#### [TRY IT]
Check every line of the records below for the string "JSON" and copy the ones that have it.

#### [SOURCE INFORMATION]
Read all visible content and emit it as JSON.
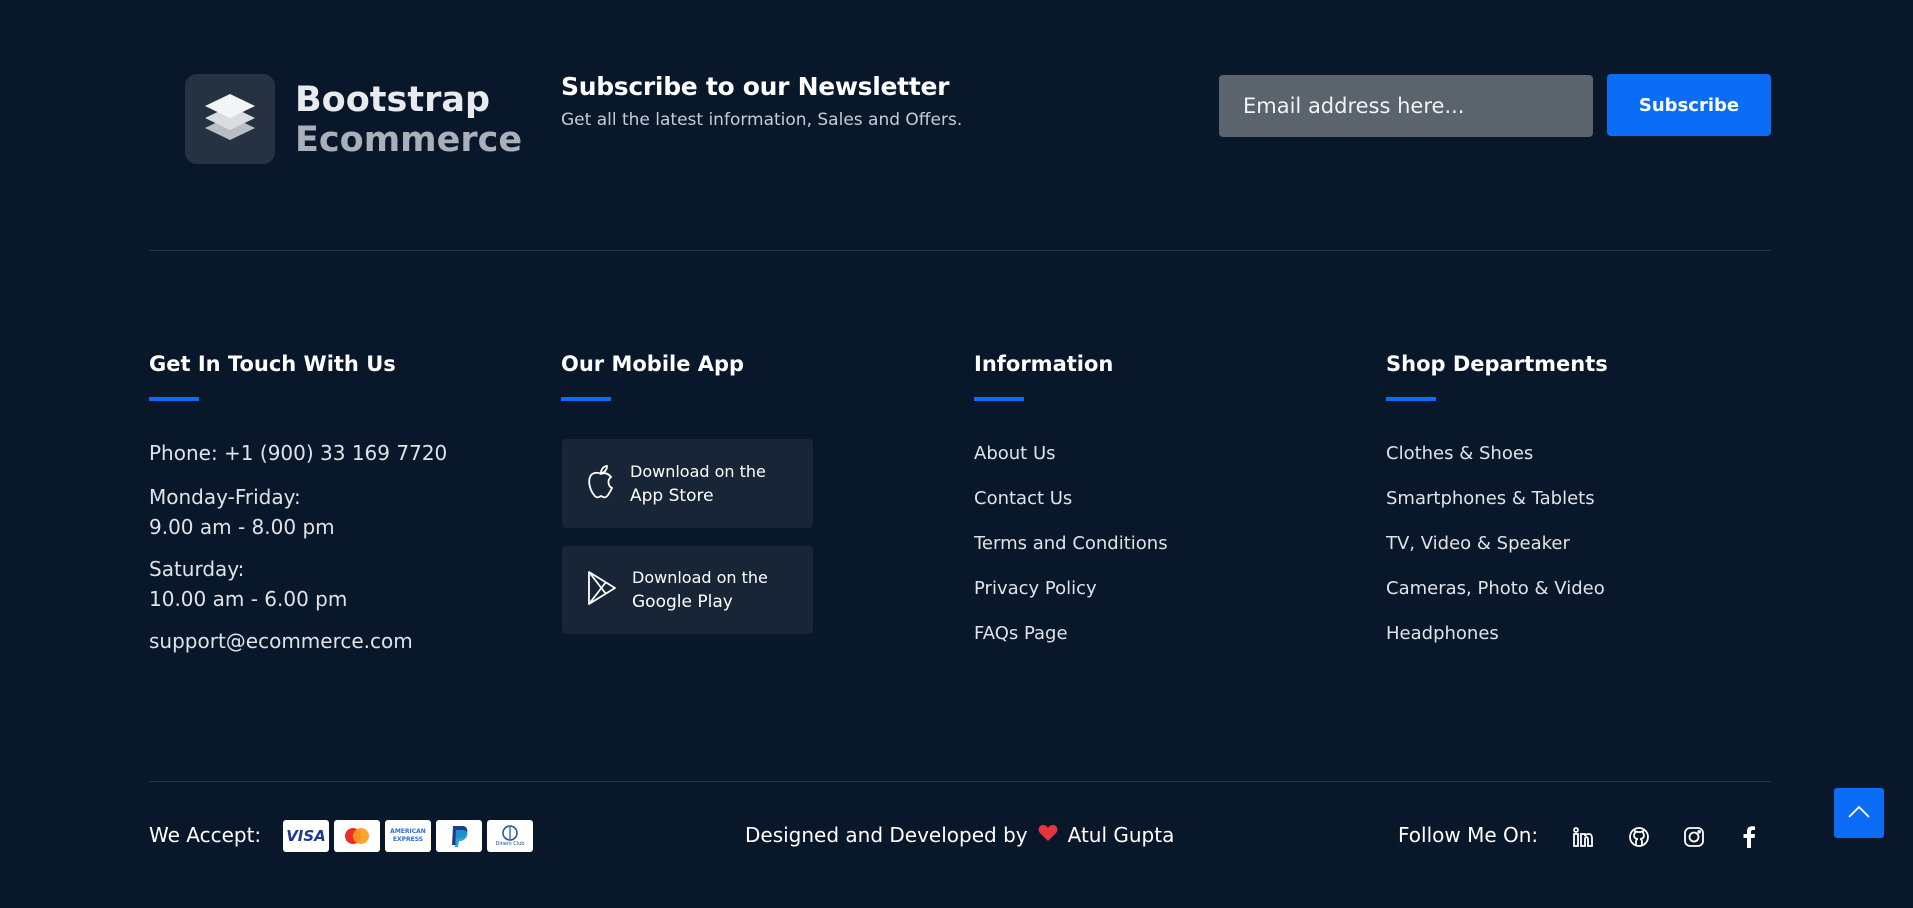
{
  "brand": {
    "line1": "Bootstrap",
    "line2": "Ecommerce"
  },
  "newsletter": {
    "title": "Subscribe to our Newsletter",
    "subtitle": "Get all the latest information, Sales and Offers.",
    "email_placeholder": "Email address here...",
    "subscribe_label": "Subscribe"
  },
  "columns": {
    "contact": {
      "title": "Get In Touch With Us",
      "phone": "Phone: +1 (900) 33 169 7720",
      "weekday_label": "Monday-Friday:",
      "weekday_hours": "9.00 am - 8.00 pm",
      "saturday_label": "Saturday:",
      "saturday_hours": "10.00 am - 6.00 pm",
      "email": "support@ecommerce.com"
    },
    "app": {
      "title": "Our Mobile App",
      "appstore_line1": "Download on the",
      "appstore_line2": "App Store",
      "googleplay_line1": "Download on the",
      "googleplay_line2": "Google Play"
    },
    "information": {
      "title": "Information",
      "links": [
        "About Us",
        "Contact Us",
        "Terms and Conditions",
        "Privacy Policy",
        "FAQs Page"
      ]
    },
    "departments": {
      "title": "Shop Departments",
      "links": [
        "Clothes & Shoes",
        "Smartphones & Tablets",
        "TV, Video & Speaker",
        "Cameras, Photo & Video",
        "Headphones"
      ]
    }
  },
  "bottom": {
    "accept_label": "We Accept:",
    "payment_icons": [
      "visa-icon",
      "mastercard-icon",
      "american-express-icon",
      "paypal-icon",
      "diners-club-icon"
    ],
    "visa_text": "VISA",
    "amex_text": "AMERICAN EXPRESS",
    "diners_text": "Diners Club",
    "credit_prefix": "Designed and Developed by",
    "credit_name": "Atul Gupta",
    "follow_label": "Follow Me On:",
    "social_icons": [
      "linkedin-icon",
      "github-icon",
      "instagram-icon",
      "facebook-icon"
    ]
  },
  "colors": {
    "background": "#09172a",
    "accent": "#0b6cf5",
    "heart": "#e8323c"
  }
}
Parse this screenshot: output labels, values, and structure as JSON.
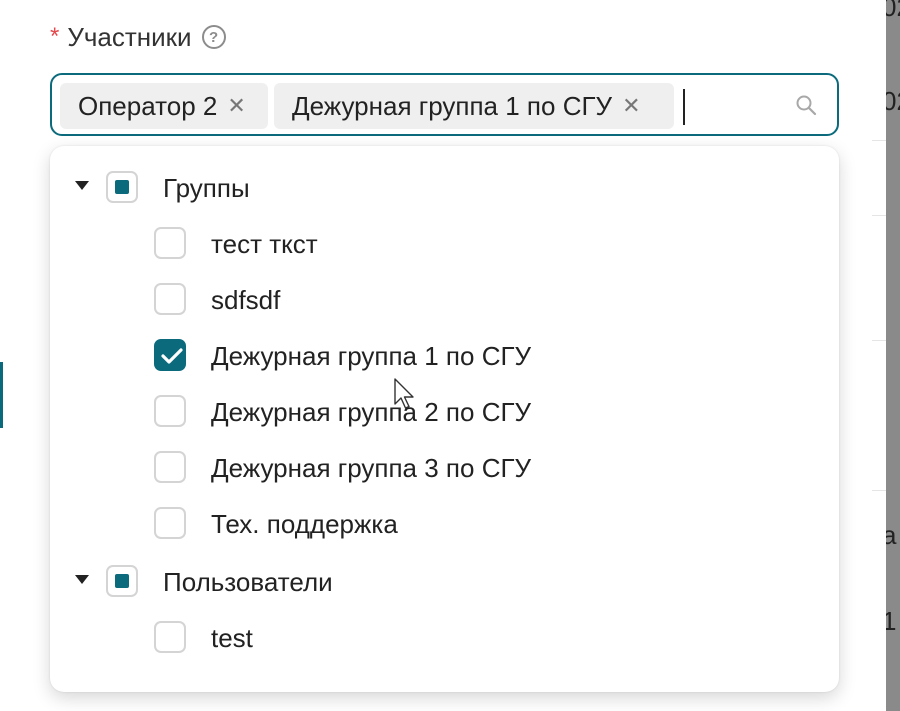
{
  "field": {
    "required_mark": "*",
    "label": "Участники",
    "help_icon_glyph": "?"
  },
  "select": {
    "selected_tags": [
      {
        "label": "Оператор 2",
        "remove_glyph": "✕"
      },
      {
        "label": "Дежурная группа 1 по СГУ",
        "remove_glyph": "✕"
      }
    ],
    "search_value": "",
    "search_icon": "search-icon"
  },
  "tree": {
    "groups_node": {
      "label": "Группы",
      "expanded": true,
      "state": "indeterminate",
      "children": [
        {
          "label": "тест ткст",
          "checked": false
        },
        {
          "label": "sdfsdf",
          "checked": false
        },
        {
          "label": "Дежурная группа 1 по СГУ",
          "checked": true
        },
        {
          "label": "Дежурная группа 2 по СГУ",
          "checked": false
        },
        {
          "label": "Дежурная группа 3 по СГУ",
          "checked": false
        },
        {
          "label": "Тех. поддержка",
          "checked": false
        }
      ]
    },
    "users_node": {
      "label": "Пользователи",
      "expanded": true,
      "state": "indeterminate",
      "children": [
        {
          "label": "test",
          "checked": false
        }
      ]
    }
  },
  "background": {
    "edge_fragments": [
      "02",
      "02",
      "a",
      "1"
    ]
  },
  "colors": {
    "accent": "#0b6b7d",
    "required": "#e5484d",
    "tag_bg": "#efefef"
  }
}
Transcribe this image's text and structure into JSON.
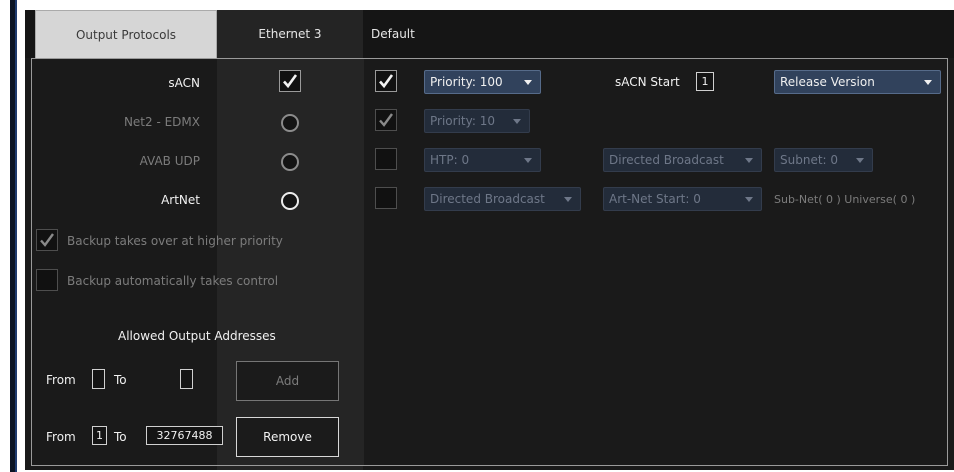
{
  "tabs": {
    "output_protocols": "Output Protocols",
    "ethernet": "Ethernet 3",
    "default": "Default"
  },
  "protocols": {
    "sacn": {
      "label": "sACN",
      "enabled": true,
      "default_checked": true,
      "priority": "Priority: 100",
      "start_label": "sACN Start",
      "start_value": "1",
      "version": "Release Version"
    },
    "net2": {
      "label": "Net2 - EDMX",
      "enabled": false,
      "default_checked": true,
      "priority": "Priority: 10"
    },
    "avab": {
      "label": "AVAB UDP",
      "enabled": false,
      "default_checked": false,
      "htp": "HTP: 0",
      "broadcast": "Directed Broadcast",
      "subnet": "Subnet: 0"
    },
    "artnet": {
      "label": "ArtNet",
      "enabled": true,
      "default_checked": false,
      "broadcast": "Directed Broadcast",
      "start": "Art-Net Start: 0",
      "subnet_universe": "Sub-Net( 0 ) Universe( 0 )"
    }
  },
  "options": {
    "backup_higher_priority": {
      "label": "Backup takes over at higher priority",
      "checked": true
    },
    "backup_auto_control": {
      "label": "Backup automatically takes control",
      "checked": false
    }
  },
  "addresses": {
    "title": "Allowed Output Addresses",
    "from_label": "From",
    "to_label": "To",
    "row1": {
      "from": "",
      "to": "",
      "button": "Add"
    },
    "row2": {
      "from": "1",
      "to": "32767488",
      "button": "Remove"
    }
  },
  "colors": {
    "panel_bg": "#1a1a1a",
    "dropdown_bg": "#31425c",
    "active_tab_bg": "#d6d6d6",
    "side_bar": "#0b1424"
  }
}
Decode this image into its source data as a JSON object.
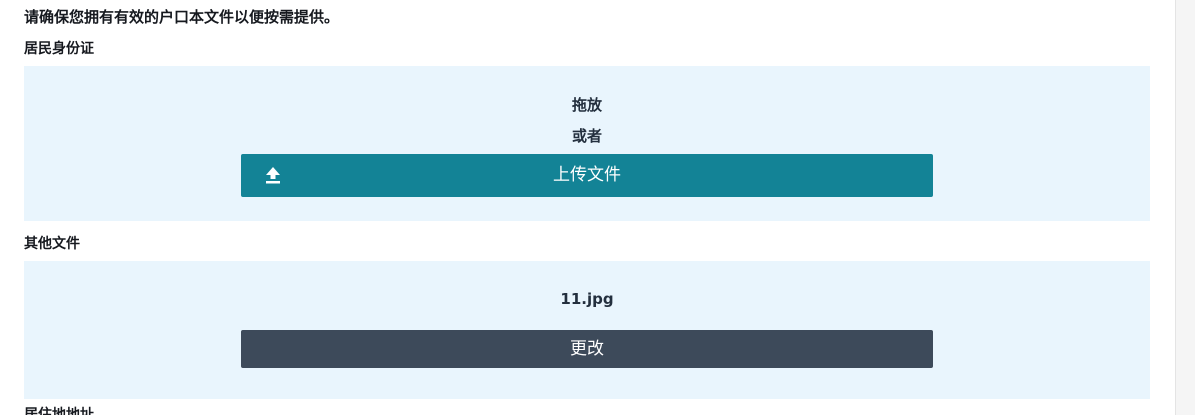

#### [WRITTEN RESPONSE]
Read all visible content and emit it as JSON.
Parse this screenshot: output labels, values, and structure as JSON.
Transcribe this image's text and structure into JSON.
Decode this image into its source data as a JSON object.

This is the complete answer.